US District Judge Tanya Chutkan in Washington on Monday rejected Butina’s request that she be released on bond ahead of her trial, agreeing with a previous decision that the alleged Russian agent posed a flight risk. But Chutkan also slammed US prosecutors for their “rather salacious” claim earlier this summer that Butina had offered sex for a job, only to walk it back when her lawyers accused them of misinterpreting an innocent joke between friends.
The insistence of news organizations — and to some extent, federal prosecutors — to cast Butina as some sort of “Red Sparrow” seductress misses the larger story unfolding in court documents, of an influence campaign that set its sights on influencing Republican politicians’ attitudes toward Russia through the National Rifle Association, the National Prayer Breakfast, and other conservative political events and organizations long before the 2016 election.
Former counterintelligence officials have pointed out that the case is larger than Butina or the Trump campaign. It shows that even before Trump was a candidate, Russia had identified gun rights and religion as two easy access points to connect with powerful US groups and politicians.
The court filings indicate that it was often Erickson, who has not been charged with any wrongdoing, who adopted the more incriminating language.
In asking an acquaintance for tickets to the National Prayer Breakfast for a delegation of Russians in 2017, he wrote, “if we can accommodate them, we can empower rational insiders that have been cultivated for three years.”

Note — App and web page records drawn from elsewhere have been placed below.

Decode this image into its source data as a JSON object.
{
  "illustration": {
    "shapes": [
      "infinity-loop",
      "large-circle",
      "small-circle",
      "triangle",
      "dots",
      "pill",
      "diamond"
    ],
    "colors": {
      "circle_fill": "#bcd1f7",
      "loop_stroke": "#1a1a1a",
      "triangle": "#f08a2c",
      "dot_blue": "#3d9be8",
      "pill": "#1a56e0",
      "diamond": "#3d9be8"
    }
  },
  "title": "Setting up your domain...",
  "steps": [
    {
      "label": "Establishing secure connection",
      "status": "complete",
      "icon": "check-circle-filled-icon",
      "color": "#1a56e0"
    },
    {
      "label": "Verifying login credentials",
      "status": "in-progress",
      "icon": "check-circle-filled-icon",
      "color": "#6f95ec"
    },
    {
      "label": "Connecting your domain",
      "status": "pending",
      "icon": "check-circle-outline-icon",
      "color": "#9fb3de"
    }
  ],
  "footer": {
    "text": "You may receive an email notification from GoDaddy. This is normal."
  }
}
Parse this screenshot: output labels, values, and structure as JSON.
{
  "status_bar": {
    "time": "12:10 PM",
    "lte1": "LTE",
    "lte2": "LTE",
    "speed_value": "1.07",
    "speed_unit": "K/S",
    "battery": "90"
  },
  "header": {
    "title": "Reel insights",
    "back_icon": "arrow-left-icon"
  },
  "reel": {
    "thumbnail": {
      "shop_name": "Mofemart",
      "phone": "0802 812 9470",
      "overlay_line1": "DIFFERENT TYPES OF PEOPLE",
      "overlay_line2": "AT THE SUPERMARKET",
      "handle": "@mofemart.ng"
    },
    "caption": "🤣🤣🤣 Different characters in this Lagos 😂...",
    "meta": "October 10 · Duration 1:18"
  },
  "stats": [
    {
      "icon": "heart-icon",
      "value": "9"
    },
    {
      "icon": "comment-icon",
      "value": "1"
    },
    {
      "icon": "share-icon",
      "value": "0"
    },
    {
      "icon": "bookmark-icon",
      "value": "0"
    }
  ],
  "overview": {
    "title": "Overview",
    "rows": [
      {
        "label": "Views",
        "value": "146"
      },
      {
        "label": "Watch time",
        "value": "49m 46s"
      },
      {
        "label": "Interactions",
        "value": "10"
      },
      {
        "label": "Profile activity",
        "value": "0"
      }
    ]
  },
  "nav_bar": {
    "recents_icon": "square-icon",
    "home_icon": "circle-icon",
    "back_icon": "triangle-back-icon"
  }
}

He referred to Torshin as “Putin’s emissary,” and told a contact to pitch the Kremlin’s involvement when asking members of Congress and other influential Americans to meet with them — “reaction to the delegation’s presence in America will be relayed DIRECTLY to President Putin and Foreign Minister Sergey Lavrov.”
The message went on to note parenthetically that both Putin and Lavrov had had to “personally approve the delegation’s travel to this event.”
In a previous message to Erickson, Butina wrote that the purpose of the Russians attending the event was to "establish a back channel of communication."
Butina’s lawyer argued that she just “believes and desires peace and better US-Russia relations,” and that what prosecutors describe as her “reports” to Torshin were just due to her being “energized by the excitement of witnessing history and charmed by American culture and politics,” which she wanted to tell people back home about.
“For all of the government insinuation and media coverage of Hollywood style, spy-novel allegations, in reality this case is bereft of any tradecraft or covert activity whatsoever,” he said last week. “There are no dead drops, no brush passes, no secret communication devices, no bags of cash or payoffs, no bribes, no confidential secret information gathering, no espionage type activity, and no agency or agreement to commit crime.”
US prosecutors countered that no one is accusing her of Cold War–era spycraft.
“Stealing 'national secrets' is not an element of any of the offenses with which the defendant is charged,” they wrote.
But they also made clear that they believe the Russian government's actions show that Butina was no average Russian caught up in an American court case. Since her arrest, the prosecutors said, Butina has been visited in jail six times by Russian officials, her detention has been the subject of four notes from the Russian government to the State Department and two conversations between Foreign Minister Lavrov and Secretary of State Mike Pompeo, and the Russian Foreign Ministry has changed the avatar on its Twitter account to an image of Butina.
"Russia has issued more diplomatic notes on the defendant's behalf in the past month than for any other Russian citizen imprisoned in the United States in the past year."
Butina’s next court date is in November.